New Orleans was the site of a gathering of US Sailing ‘saints’ - the people who are on the front lines of sharing sailing with the youth of America through community and youth sailing programs. The three-day event, called the US Sailing National Sailing Programs Symposium, is a professional development opportunity for anyone who runs or teaches a sailing program.
Lee” has a myriad of meanings these days – alleys, blue-eyed girls, a brand of jeans. It was a type of medium tank in World War II. And it is a common first and last name over much of the world.
In the sailing world, “lee” has only one connotation – toward or on the downwind side of the boat. Ergo, “leeward” is the opposite of “windward.”
The word is thought to have originated from and Old Saxon (and French, and Norse) word meaning, literally, “shelter.”
While sailing is the main focus of Summer Sailstice, doing something 'sailing related' counts, too. For example, last year, Tom Perry was planning to go sailing on his home waters of San Francisco Bay aboard his Jeanneau Sun Odyssey 52.2 with his girlfriend, Barbara. Then again, being a sailing school instructor, he sailed a lot already. So he was open to other ideas.

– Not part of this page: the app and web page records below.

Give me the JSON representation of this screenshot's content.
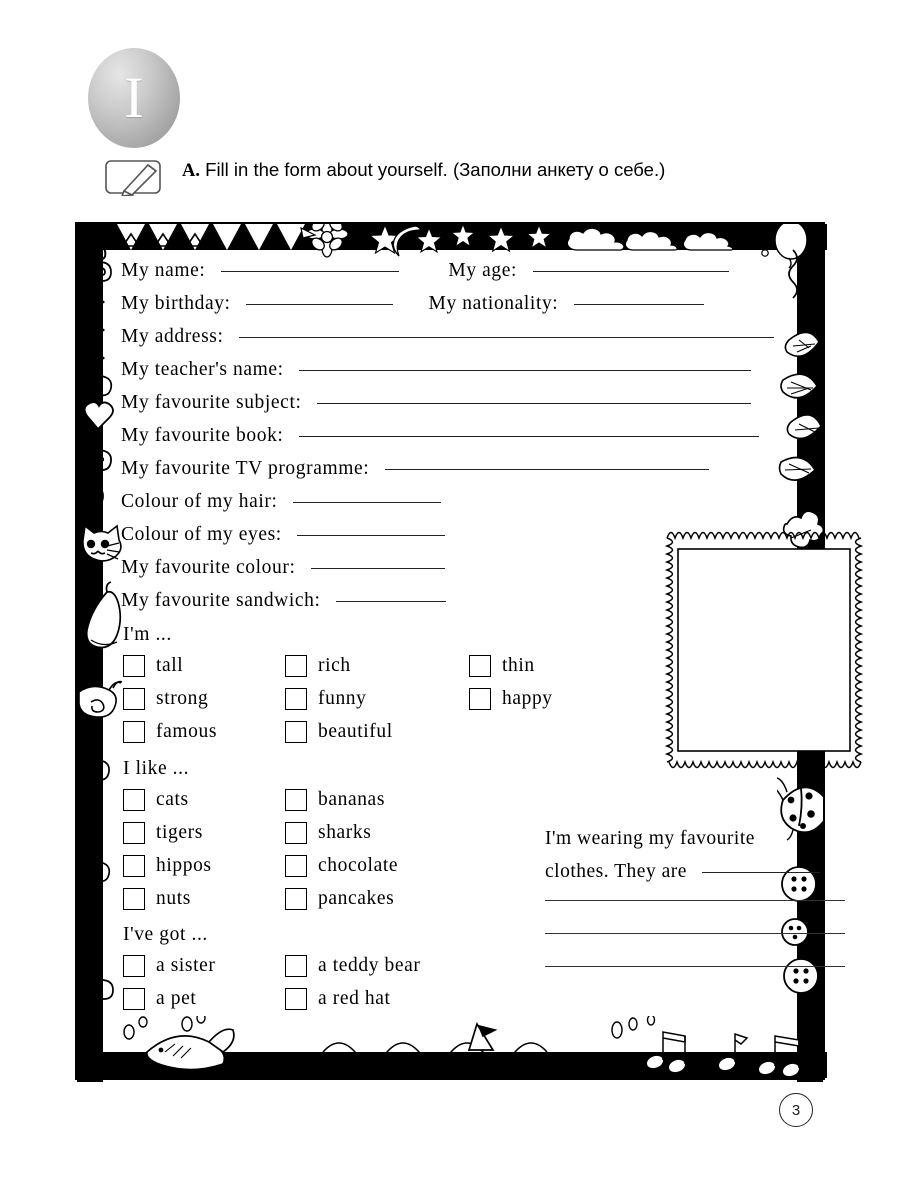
{
  "unit": {
    "number": "I"
  },
  "task": {
    "letter": "A.",
    "instruction_en": "Fill in the form about yourself.",
    "instruction_ru": "(Заполни анкету о себе.)",
    "icon": "pencil-write-icon"
  },
  "form": {
    "fields": [
      {
        "label": "My name:",
        "value": ""
      },
      {
        "label": "My age:",
        "value": ""
      },
      {
        "label": "My birthday:",
        "value": ""
      },
      {
        "label": "My nationality:",
        "value": ""
      },
      {
        "label": "My address:",
        "value": ""
      },
      {
        "label": "My teacher's name:",
        "value": ""
      },
      {
        "label": "My favourite subject:",
        "value": ""
      },
      {
        "label": "My favourite book:",
        "value": ""
      },
      {
        "label": "My favourite TV programme:",
        "value": ""
      },
      {
        "label": "Colour of my hair:",
        "value": ""
      },
      {
        "label": "Colour of my eyes:",
        "value": ""
      },
      {
        "label": "My favourite colour:",
        "value": ""
      },
      {
        "label": "My favourite sandwich:",
        "value": ""
      }
    ],
    "groups": [
      {
        "title": "I'm ...",
        "columns": [
          [
            "tall",
            "strong",
            "famous"
          ],
          [
            "rich",
            "funny",
            "beautiful"
          ],
          [
            "thin",
            "happy"
          ]
        ]
      },
      {
        "title": "I like ...",
        "columns": [
          [
            "cats",
            "tigers",
            "hippos",
            "nuts"
          ],
          [
            "bananas",
            "sharks",
            "chocolate",
            "pancakes"
          ]
        ]
      },
      {
        "title": "I've got ...",
        "columns": [
          [
            "a sister",
            "a pet"
          ],
          [
            "a teddy bear",
            "a red hat"
          ]
        ]
      }
    ],
    "wearing": {
      "line1": "I'm wearing my favourite",
      "line2": "clothes. They are"
    },
    "photo_frame_label": "photo-placeholder"
  },
  "decorations": {
    "top": [
      "bunting-triangles-icon",
      "flower-icon",
      "star-icon",
      "moon-icon",
      "cloud-icon",
      "balloon-icon"
    ],
    "left": [
      "zigzag-icon",
      "spiral-icon",
      "heart-icon",
      "cat-icon",
      "snail-icon",
      "banana-icon"
    ],
    "right": [
      "leaf-icon",
      "oak-leaf-icon",
      "ladybug-icon",
      "button-icon"
    ],
    "bottom": [
      "fish-icon",
      "wave-icon",
      "sailboat-icon",
      "music-note-icon"
    ]
  },
  "page": {
    "number": "3"
  }
}
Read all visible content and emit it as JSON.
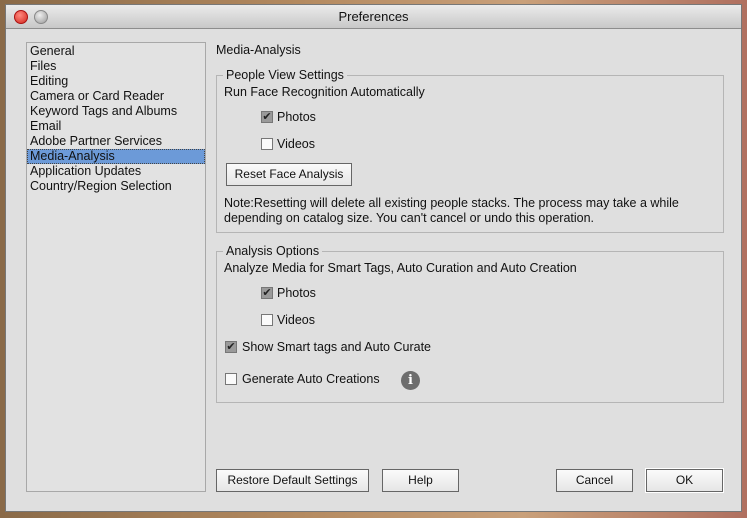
{
  "window": {
    "title": "Preferences"
  },
  "sidebar": {
    "items": [
      "General",
      "Files",
      "Editing",
      "Camera or Card Reader",
      "Keyword Tags and Albums",
      "Email",
      "Adobe Partner Services",
      "Media-Analysis",
      "Application Updates",
      "Country/Region Selection"
    ],
    "selected": "Media-Analysis"
  },
  "main": {
    "title": "Media-Analysis",
    "people": {
      "legend": "People View Settings",
      "heading": "Run Face Recognition Automatically",
      "photos": {
        "label": "Photos",
        "checked": true
      },
      "videos": {
        "label": "Videos",
        "checked": false
      },
      "reset_button": "Reset Face Analysis",
      "note_line1": "Note:Resetting will delete all existing people stacks. The process may take a while",
      "note_line2": "depending on catalog size. You can't cancel or undo this operation."
    },
    "analysis": {
      "legend": "Analysis Options",
      "heading": "Analyze Media for Smart Tags, Auto Curation and Auto Creation",
      "photos": {
        "label": "Photos",
        "checked": true
      },
      "videos": {
        "label": "Videos",
        "checked": false
      },
      "smart_tags": {
        "label": "Show Smart tags and Auto Curate",
        "checked": true
      },
      "auto_creations": {
        "label": "Generate Auto Creations",
        "checked": false
      }
    }
  },
  "buttons": {
    "restore": "Restore Default Settings",
    "help": "Help",
    "cancel": "Cancel",
    "ok": "OK"
  },
  "check_glyph": "✔"
}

San Francisco's 'Three Bridge Fiasco' run by the San Francisco Bay Singlehanded Sailing Society at times resembles San Francisco's sometimes 'loopy' Bay to Breakers Race. A few serious racers mixed in with hordes of people just out for a good sailing parade. With an entry list of 365 boats it was truly a Bay sailing spectacle which, with our ongoing drought, was held in near perfect weather. It had everything but wind.
Scuttlebutt editor Craig Leweck tells of 'the fiasco' - now with 369 boats signed up to start on Saturday:

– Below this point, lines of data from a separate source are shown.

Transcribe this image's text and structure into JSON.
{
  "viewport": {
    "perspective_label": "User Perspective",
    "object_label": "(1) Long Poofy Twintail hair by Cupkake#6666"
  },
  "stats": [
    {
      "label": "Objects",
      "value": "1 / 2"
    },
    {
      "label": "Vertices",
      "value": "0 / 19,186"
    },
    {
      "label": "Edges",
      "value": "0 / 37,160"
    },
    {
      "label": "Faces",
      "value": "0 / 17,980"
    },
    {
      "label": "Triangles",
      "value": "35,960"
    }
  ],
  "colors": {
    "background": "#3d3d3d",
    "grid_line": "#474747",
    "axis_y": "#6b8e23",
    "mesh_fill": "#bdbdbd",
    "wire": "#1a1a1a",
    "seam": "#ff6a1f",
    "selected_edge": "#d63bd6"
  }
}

If the mission of an event is to maximize participation, the first step might be to throw out the highly refined race management manual. Setting perfect start lines for perfect windward-leeward courses is fine for the hard-core racers, but not as much for the casual competitor.